ESA makes a Customized Education Possible for Jordan Visser

(Guest Post by Matthew Ladner)

Watch the above video from the Alliance for School Choice, and mind you, that the customized education that Jordan is receiving is using only state funds which districts have spent decades describing as inadequate. Whatever school district Jordan used to attend, assuming that school finance works the way public school advocates and lobbyists have claimed, would have been making a large shift of their own general education dollars in an attempt to educate Jordan.  The district suffers no harm in losing Jordan, and in fact, one could make the case that they now have more resources to use on their remaining students.

Jordan benefits having an education custom designed to meet his needs.

Sadly a group of the anti-choice usual suspects are in court trying to make use of Blaine language forged by 19th Century Know-Nothing and Ku Klux Klan bigots in an effort to force students like Jordan back into district schools. I hope they will reconsider.

About these ads

4 Responses to ESA makes a Customized Education Possible for Jordan Visser

  1. A W.H.U.D. says:

    Sigh. Here in NYS, it’ll be a cold day in Hades when we see vouchers for disabled students. SpEd parents know they could spend far less — and receive far more educational benefit–than what our “Excellence in Education” school district ‘charges’ to educate our kids via K-12 or BOCES programs.

  2. EricAlan says:
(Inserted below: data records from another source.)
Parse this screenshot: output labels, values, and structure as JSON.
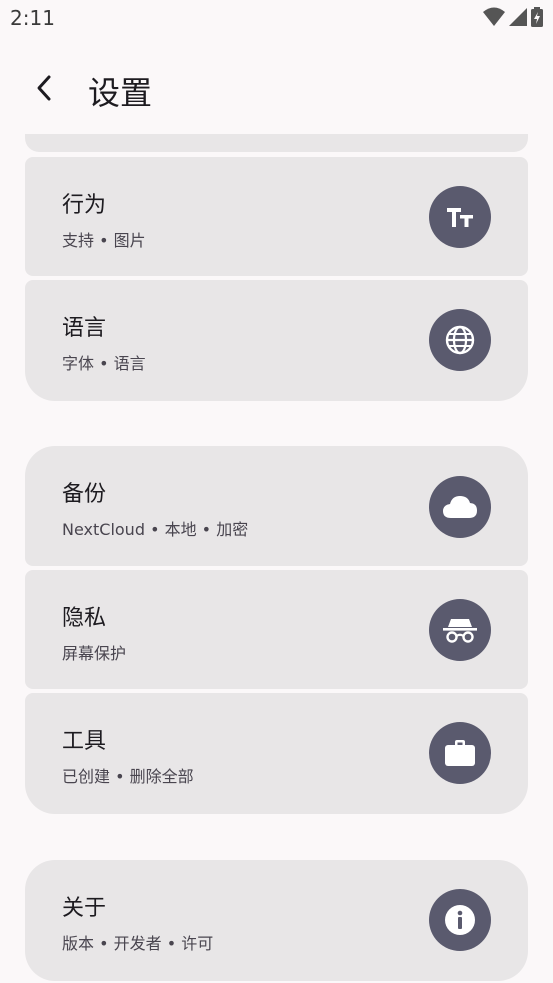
{
  "status": {
    "time": "2:11"
  },
  "header": {
    "title": "设置"
  },
  "groups": [
    {
      "items": [
        {
          "title": "行为",
          "subtitle": "支持 • 图片",
          "icon": "text-size-icon"
        },
        {
          "title": "语言",
          "subtitle": "字体 • 语言",
          "icon": "globe-icon"
        }
      ]
    },
    {
      "items": [
        {
          "title": "备份",
          "subtitle": "NextCloud • 本地 • 加密",
          "icon": "cloud-icon"
        },
        {
          "title": "隐私",
          "subtitle": "屏幕保护",
          "icon": "incognito-icon"
        },
        {
          "title": "工具",
          "subtitle": "已创建 • 删除全部",
          "icon": "briefcase-icon"
        }
      ]
    },
    {
      "items": [
        {
          "title": "关于",
          "subtitle": "版本 • 开发者 • 许可",
          "icon": "info-icon"
        }
      ]
    }
  ],
  "colors": {
    "background": "#fbf8f9",
    "card": "#e8e6e7",
    "icon_circle": "#5a5a6e"
  }
}
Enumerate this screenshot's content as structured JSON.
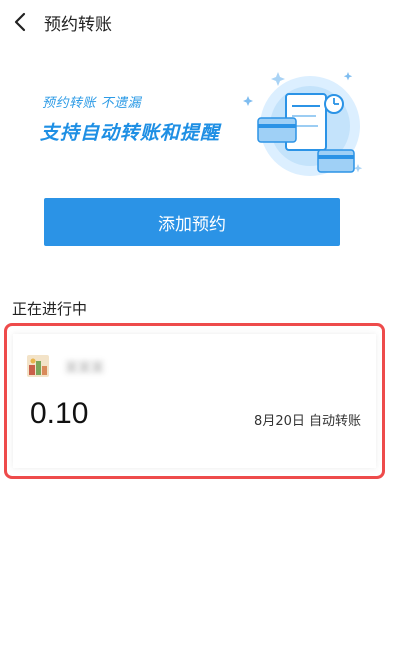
{
  "header": {
    "title": "预约转账",
    "back_icon": "chevron-left-icon"
  },
  "banner": {
    "subtitle": "预约转账 不遗漏",
    "headline": "支持自动转账和提醒",
    "colors": {
      "accent": "#2b93e6",
      "light": "#cfe8fb"
    }
  },
  "add_button": {
    "label": "添加预约"
  },
  "section": {
    "label": "正在进行中"
  },
  "appointment": {
    "payee": "某某某",
    "amount": "0.10",
    "schedule": "8月20日 自动转账"
  },
  "colors": {
    "primary": "#2b93e6",
    "highlight_border": "#ee4b4b"
  }
}
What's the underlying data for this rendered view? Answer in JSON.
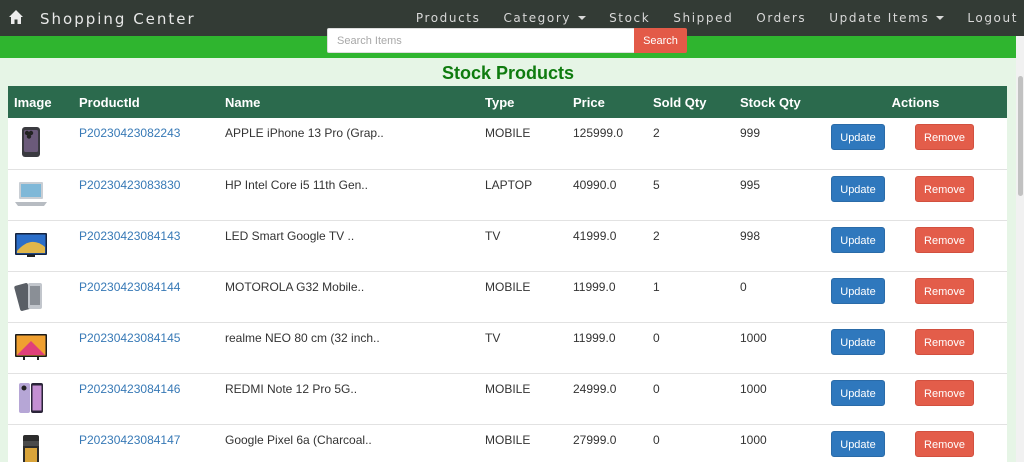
{
  "brand": "Shopping Center",
  "nav": {
    "products": "Products",
    "category": "Category",
    "stock": "Stock",
    "shipped": "Shipped",
    "orders": "Orders",
    "update_items": "Update Items",
    "logout": "Logout"
  },
  "search": {
    "placeholder": "Search Items",
    "button": "Search"
  },
  "page_title": "Stock Products",
  "table": {
    "headers": {
      "image": "Image",
      "product_id": "ProductId",
      "name": "Name",
      "type": "Type",
      "price": "Price",
      "sold_qty": "Sold Qty",
      "stock_qty": "Stock Qty",
      "actions": "Actions"
    },
    "update_label": "Update",
    "remove_label": "Remove",
    "rows": [
      {
        "product_id": "P20230423082243",
        "name": "APPLE iPhone 13 Pro (Grap..",
        "type": "MOBILE",
        "price": "125999.0",
        "sold_qty": "2",
        "stock_qty": "999",
        "image": "iphone-image"
      },
      {
        "product_id": "P20230423083830",
        "name": "HP Intel Core i5 11th Gen..",
        "type": "LAPTOP",
        "price": "40990.0",
        "sold_qty": "5",
        "stock_qty": "995",
        "image": "laptop-image"
      },
      {
        "product_id": "P20230423084143",
        "name": "LED Smart Google TV ..",
        "type": "TV",
        "price": "41999.0",
        "sold_qty": "2",
        "stock_qty": "998",
        "image": "tv-image"
      },
      {
        "product_id": "P20230423084144",
        "name": "MOTOROLA G32 Mobile..",
        "type": "MOBILE",
        "price": "11999.0",
        "sold_qty": "1",
        "stock_qty": "0",
        "image": "motorola-image"
      },
      {
        "product_id": "P20230423084145",
        "name": "realme NEO 80 cm (32 inch..",
        "type": "TV",
        "price": "11999.0",
        "sold_qty": "0",
        "stock_qty": "1000",
        "image": "realme-tv-image"
      },
      {
        "product_id": "P20230423084146",
        "name": "REDMI Note 12 Pro 5G..",
        "type": "MOBILE",
        "price": "24999.0",
        "sold_qty": "0",
        "stock_qty": "1000",
        "image": "redmi-image"
      },
      {
        "product_id": "P20230423084147",
        "name": "Google Pixel 6a (Charcoal..",
        "type": "MOBILE",
        "price": "27999.0",
        "sold_qty": "0",
        "stock_qty": "1000",
        "image": "pixel-image"
      }
    ]
  },
  "colors": {
    "navbar": "#333b35",
    "accent_green": "#2fb52f",
    "table_header": "#2b6a4d",
    "title_green": "#0f7b0f",
    "update_blue": "#2f78bd",
    "remove_red": "#e35d4a",
    "link_blue": "#3779b6"
  }
}
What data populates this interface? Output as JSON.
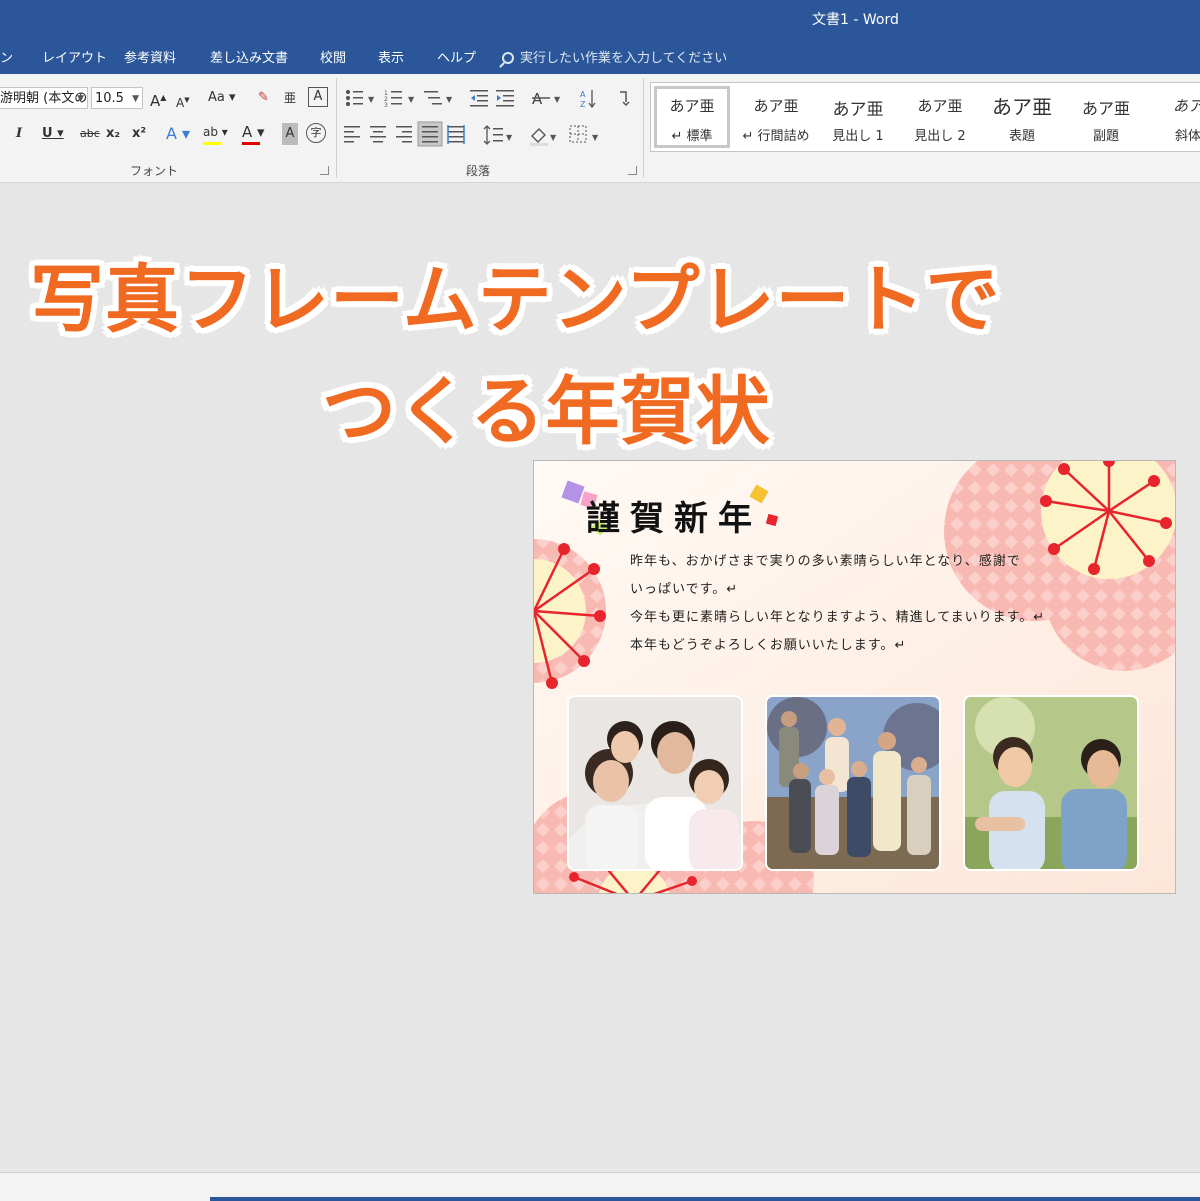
{
  "window": {
    "title": "文書1  -  Word"
  },
  "menu": {
    "tabs": [
      "ン",
      "レイアウト",
      "参考資料",
      "差し込み文書",
      "校閲",
      "表示",
      "ヘルプ"
    ],
    "search_hint": "実行したい作業を入力してください"
  },
  "ribbon": {
    "font_name": "游明朝 (本文の",
    "font_size": "10.5",
    "grow_label": "A",
    "shrink_label": "A",
    "case_label": "Aa",
    "italic": "I",
    "underline": "U",
    "strike": "abc",
    "subscript": "x₂",
    "superscript": "x²",
    "text_effect": "A",
    "highlight": "ab",
    "font_color": "A",
    "char_shade": "A",
    "enclose": "字",
    "phonetic": "亜",
    "border_char": "A",
    "font_group": "フォント",
    "paragraph_group": "段落",
    "highlight_color": "#ffff00",
    "font_color_value": "#e00000"
  },
  "styles": [
    {
      "sample": "あア亜",
      "name": "↵ 標準"
    },
    {
      "sample": "あア亜",
      "name": "↵ 行間詰め"
    },
    {
      "sample": "あア亜",
      "name": "見出し 1"
    },
    {
      "sample": "あア亜",
      "name": "見出し 2"
    },
    {
      "sample": "あア亜",
      "name": "表題"
    },
    {
      "sample": "あア亜",
      "name": "副題"
    },
    {
      "sample": "あア",
      "name": "斜体"
    }
  ],
  "headline": {
    "line1": "写真フレームテンプレートで",
    "line2": "つくる年賀状",
    "color": "#f06a22"
  },
  "card": {
    "title": "謹賀新年",
    "message": [
      "昨年も、おかげさまで実りの多い素晴らしい年となり、感謝で",
      "いっぱいです。↵",
      "今年も更に素晴らしい年となりますよう、精進してまいります。↵",
      "本年もどうぞよろしくお願いいたします。↵"
    ],
    "accent_red": "#e8242c",
    "blossom_pink": "#f9c4bd"
  }
}
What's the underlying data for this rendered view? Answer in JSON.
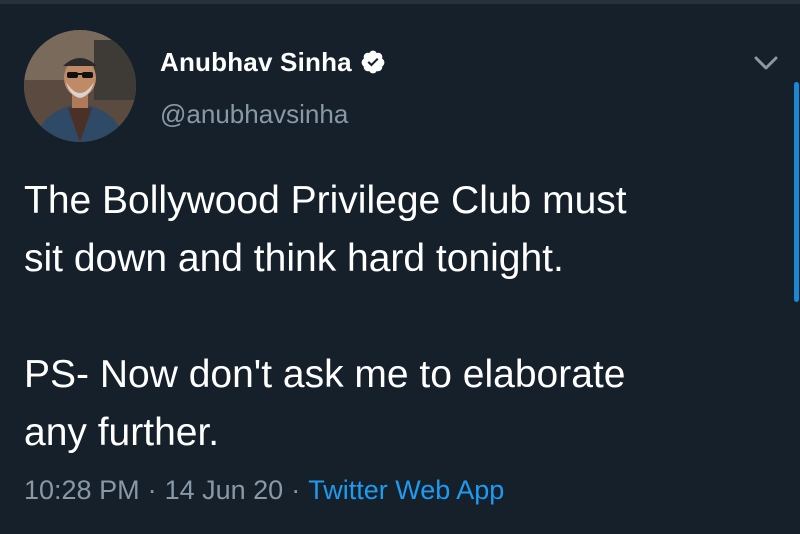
{
  "tweet": {
    "author": {
      "display_name": "Anubhav Sinha",
      "handle": "@anubhavsinha",
      "verified": true
    },
    "text_lines": [
      "The Bollywood Privilege Club must\nsit down and think hard tonight.",
      "PS- Now don't ask me to elaborate\nany further."
    ],
    "time": "10:28 PM",
    "date": "14 Jun 20",
    "separator": "·",
    "source": "Twitter Web App"
  },
  "icons": {
    "verified": "verified-badge-icon",
    "more": "chevron-down-icon"
  },
  "colors": {
    "background": "#15202b",
    "text": "#ffffff",
    "secondary_text": "#8899a6",
    "accent": "#1d9bf0"
  }
}
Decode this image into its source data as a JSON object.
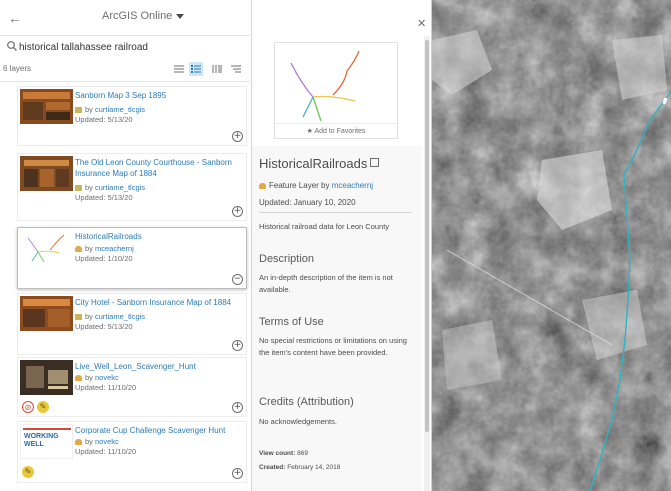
{
  "header": {
    "back_icon": "arrow-left-icon",
    "source_label": "ArcGIS Online"
  },
  "search": {
    "value": "historical tallahassee railroad",
    "icon": "search-icon"
  },
  "toolbar": {
    "count_label": "6 layers",
    "icons": [
      "sort-icon",
      "list-icon",
      "compact-list-icon",
      "filter-icon"
    ]
  },
  "results": [
    {
      "title": "Sanborn Map 3 Sep 1895",
      "by": "by",
      "owner": "curtiame_tlcgis",
      "updated": "Updated: 5/13/20"
    },
    {
      "title": "The Old Leon County Courthouse - Sanborn Insurance Map of 1884",
      "by": "by",
      "owner": "curtiame_tlcgis",
      "updated": "Updated: 5/13/20"
    },
    {
      "title": "HistoricalRailroads",
      "by": "by",
      "owner": "mceachernj",
      "updated": "Updated: 1/10/20"
    },
    {
      "title": "City Hotel - Sanborn Insurance Map of 1884",
      "by": "by",
      "owner": "curtiame_tlcgis",
      "updated": "Updated: 5/13/20"
    },
    {
      "title": "Live_Well_Leon_Scavenger_Hunt",
      "by": "by",
      "owner": "novekc",
      "updated": "Updated: 11/10/20"
    },
    {
      "title": "Corporate Cup Challenge Scavenger Hunt",
      "by": "by",
      "owner": "novekc",
      "updated": "Updated: 11/10/20",
      "thumb_text": "WORKING WELL"
    }
  ],
  "details": {
    "favorite_label": "Add to Favorites",
    "title": "HistoricalRailroads",
    "type_label": "Feature Layer by",
    "owner": "mceachernj",
    "updated": "Updated: January 10, 2020",
    "summary": "Historical railroad data for Leon County",
    "description_heading": "Description",
    "description_text": "An in-depth description of the item is not available.",
    "terms_heading": "Terms of Use",
    "terms_text": "No special restrictions or limitations on using the item's content have been provided.",
    "credits_heading": "Credits (Attribution)",
    "credits_text": "No acknowledgements.",
    "view_count_label": "View count:",
    "view_count_value": "869",
    "created_label": "Created:",
    "created_value": "February 14, 2018"
  },
  "colors": {
    "link": "#2b7bb9",
    "railroad_line": "#2fb3c4"
  }
}
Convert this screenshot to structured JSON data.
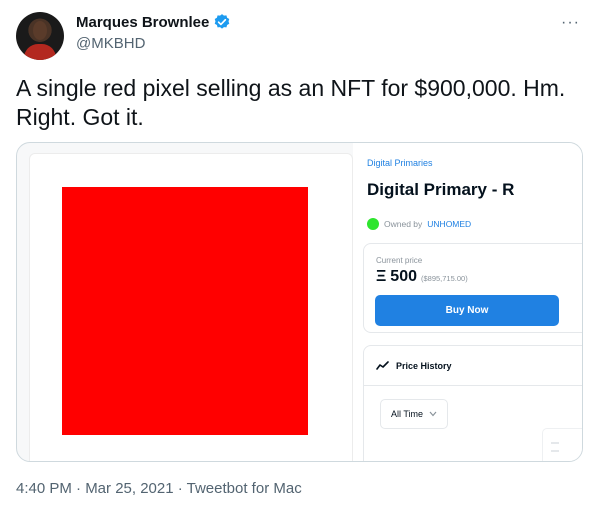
{
  "author": {
    "name": "Marques Brownlee",
    "handle": "@MKBHD"
  },
  "tweet": {
    "text_line1": "A single red pixel selling as an NFT for $900,000. Hm.",
    "text_line2": "Right. Got it."
  },
  "nft": {
    "collection": "Digital Primaries",
    "title": "Digital Primary - R",
    "owned_by_label": "Owned by",
    "owner": "UNHOMED",
    "current_price_label": "Current price",
    "eth_symbol": "Ξ",
    "price": "500",
    "usd_price": "($895,715.00)",
    "buy_label": "Buy Now",
    "history_label": "Price History",
    "time_filter": "All Time"
  },
  "footer": {
    "meta": "4:40 PM · Mar 25, 2021 · Tweetbot for Mac"
  },
  "colors": {
    "pixel": "#ff0000",
    "button": "#2081e2",
    "owner_status": "#2ee52e",
    "verified": "#1d9bf0"
  },
  "icons": {
    "verified": "verified-badge-icon",
    "more": "more-options-icon",
    "trend": "trend-line-icon",
    "chevron": "chevron-down-icon"
  }
}
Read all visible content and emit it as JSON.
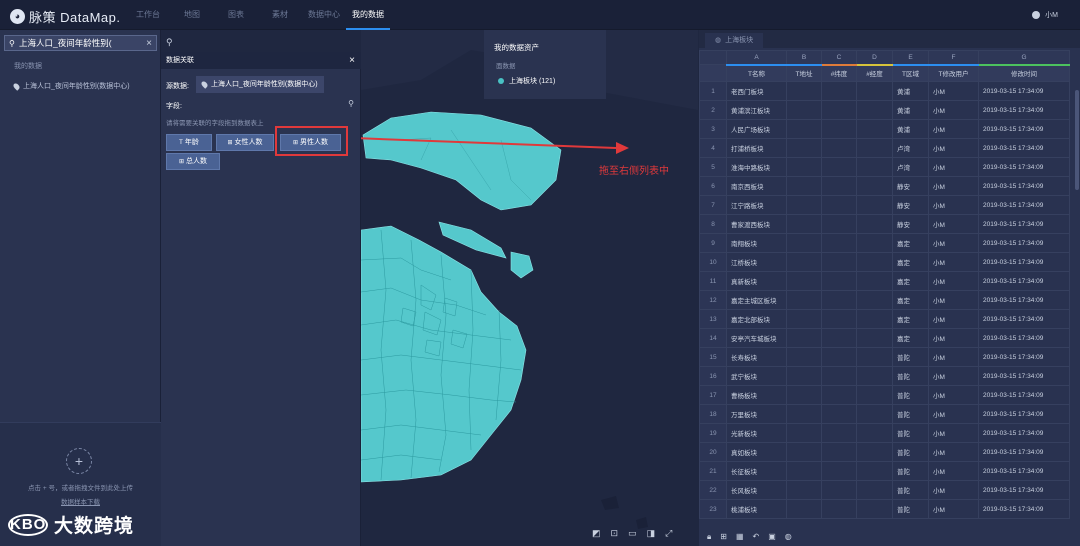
{
  "app": {
    "logo_text": "脉策 DataMap.",
    "user": "小M"
  },
  "nav": {
    "items": [
      "工作台",
      "地图",
      "图表",
      "素材",
      "数据中心",
      "我的数据"
    ],
    "active": 5
  },
  "sidebar": {
    "search_value": "上海人口_夜间年龄性别(",
    "section_label": "我的数据",
    "dataset": "上海人口_夜间年龄性别(数据中心)",
    "upload_hint": "点击 + 号，或者拖拽文件到此处上传",
    "download_link": "数据样本下载"
  },
  "watermark": {
    "logo": "KBO",
    "text": "大数跨境"
  },
  "link_panel": {
    "title": "数据关联",
    "source_label": "源数据:",
    "source_value": "上海人口_夜间年龄性别(数据中心)",
    "field_label": "字段:",
    "field_hint": "请将需要关联的字段拖到数据表上",
    "chips": [
      "年龄",
      "女性人数",
      "男性人数",
      "总人数"
    ]
  },
  "assets": {
    "title": "我的数据资产",
    "sub": "面数据",
    "item": "上海板块 (121)"
  },
  "annotation": "拖至右侧列表中",
  "sheet": {
    "tab": "上海板块",
    "columns": [
      "A",
      "B",
      "C",
      "D",
      "E",
      "F",
      "G"
    ],
    "headers": [
      "T名称",
      "T地址",
      "#纬度",
      "#经度",
      "T区域",
      "T修改用户",
      "修改时间"
    ],
    "header_colors": [
      "#2c8ef0",
      "#2c8ef0",
      "#e07b39",
      "#d6c33b",
      "#2c8ef0",
      "#2c8ef0",
      "#4cc25e"
    ],
    "rows": [
      {
        "n": "1",
        "name": "老西门板块",
        "area": "黄浦",
        "user": "小M",
        "time": "2019-03-15 17:34:09"
      },
      {
        "n": "2",
        "name": "黄浦滨江板块",
        "area": "黄浦",
        "user": "小M",
        "time": "2019-03-15 17:34:09"
      },
      {
        "n": "3",
        "name": "人民广场板块",
        "area": "黄浦",
        "user": "小M",
        "time": "2019-03-15 17:34:09"
      },
      {
        "n": "4",
        "name": "打浦桥板块",
        "area": "卢湾",
        "user": "小M",
        "time": "2019-03-15 17:34:09"
      },
      {
        "n": "5",
        "name": "淮海中路板块",
        "area": "卢湾",
        "user": "小M",
        "time": "2019-03-15 17:34:09"
      },
      {
        "n": "6",
        "name": "南京西板块",
        "area": "静安",
        "user": "小M",
        "time": "2019-03-15 17:34:09"
      },
      {
        "n": "7",
        "name": "江宁路板块",
        "area": "静安",
        "user": "小M",
        "time": "2019-03-15 17:34:09"
      },
      {
        "n": "8",
        "name": "曹家渡西板块",
        "area": "静安",
        "user": "小M",
        "time": "2019-03-15 17:34:09"
      },
      {
        "n": "9",
        "name": "南翔板块",
        "area": "嘉定",
        "user": "小M",
        "time": "2019-03-15 17:34:09"
      },
      {
        "n": "10",
        "name": "江桥板块",
        "area": "嘉定",
        "user": "小M",
        "time": "2019-03-15 17:34:09"
      },
      {
        "n": "11",
        "name": "真新板块",
        "area": "嘉定",
        "user": "小M",
        "time": "2019-03-15 17:34:09"
      },
      {
        "n": "12",
        "name": "嘉定主城区板块",
        "area": "嘉定",
        "user": "小M",
        "time": "2019-03-15 17:34:09"
      },
      {
        "n": "13",
        "name": "嘉定北部板块",
        "area": "嘉定",
        "user": "小M",
        "time": "2019-03-15 17:34:09"
      },
      {
        "n": "14",
        "name": "安亭汽车城板块",
        "area": "嘉定",
        "user": "小M",
        "time": "2019-03-15 17:34:09"
      },
      {
        "n": "15",
        "name": "长寿板块",
        "area": "普陀",
        "user": "小M",
        "time": "2019-03-15 17:34:09"
      },
      {
        "n": "16",
        "name": "武宁板块",
        "area": "普陀",
        "user": "小M",
        "time": "2019-03-15 17:34:09"
      },
      {
        "n": "17",
        "name": "曹杨板块",
        "area": "普陀",
        "user": "小M",
        "time": "2019-03-15 17:34:09"
      },
      {
        "n": "18",
        "name": "万里板块",
        "area": "普陀",
        "user": "小M",
        "time": "2019-03-15 17:34:09"
      },
      {
        "n": "19",
        "name": "光新板块",
        "area": "普陀",
        "user": "小M",
        "time": "2019-03-15 17:34:09"
      },
      {
        "n": "20",
        "name": "真如板块",
        "area": "普陀",
        "user": "小M",
        "time": "2019-03-15 17:34:09"
      },
      {
        "n": "21",
        "name": "长征板块",
        "area": "普陀",
        "user": "小M",
        "time": "2019-03-15 17:34:09"
      },
      {
        "n": "22",
        "name": "长风板块",
        "area": "普陀",
        "user": "小M",
        "time": "2019-03-15 17:34:09"
      },
      {
        "n": "23",
        "name": "桃浦板块",
        "area": "普陀",
        "user": "小M",
        "time": "2019-03-15 17:34:09"
      }
    ]
  },
  "colors": {
    "accent": "#2c8ef0",
    "region_fill": "#55c8cc",
    "annotation": "#e0393b"
  }
}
    Reblogged this on Afield in Iowa and commented:
    Iowa has a bill loosely based on AZ’s model in the Senate right now. Senate File 323:

    http://coolice.legis.iowa.gov/Cool-ICE/default.asp?Category=billinfo&Service=Billbook&menu=false&hbill=SF323

  3. [...] Conlin has shown a strong and singular focus on ensuring K-12 dollars are directed by the family to follow the student. A bold idea that also happens to be almost a world apart from the tepid “reforms” in SB 213, it reminds me of how Arizona has led the way in offering “Empowerment Scholarship Accounts” to a growing number of students, starting with special-needs kids like Jordan Visser: [...]

Leave a Reply

Fill in your details below or click an icon to log in:

WordPress.com Logo

You are commenting using your WordPress.com account. Log Out / Change )

Twitter picture

You are commenting using your Twitter account. Log Out / Change )

Facebook photo

You are commenting using your Facebook account. Log Out / Change )

Google+ photo

You are commenting using your Google+ account. Log Out / Change )

Connecting to %s

Follow

Get every new post delivered to your Inbox.

Join 2,621 other followers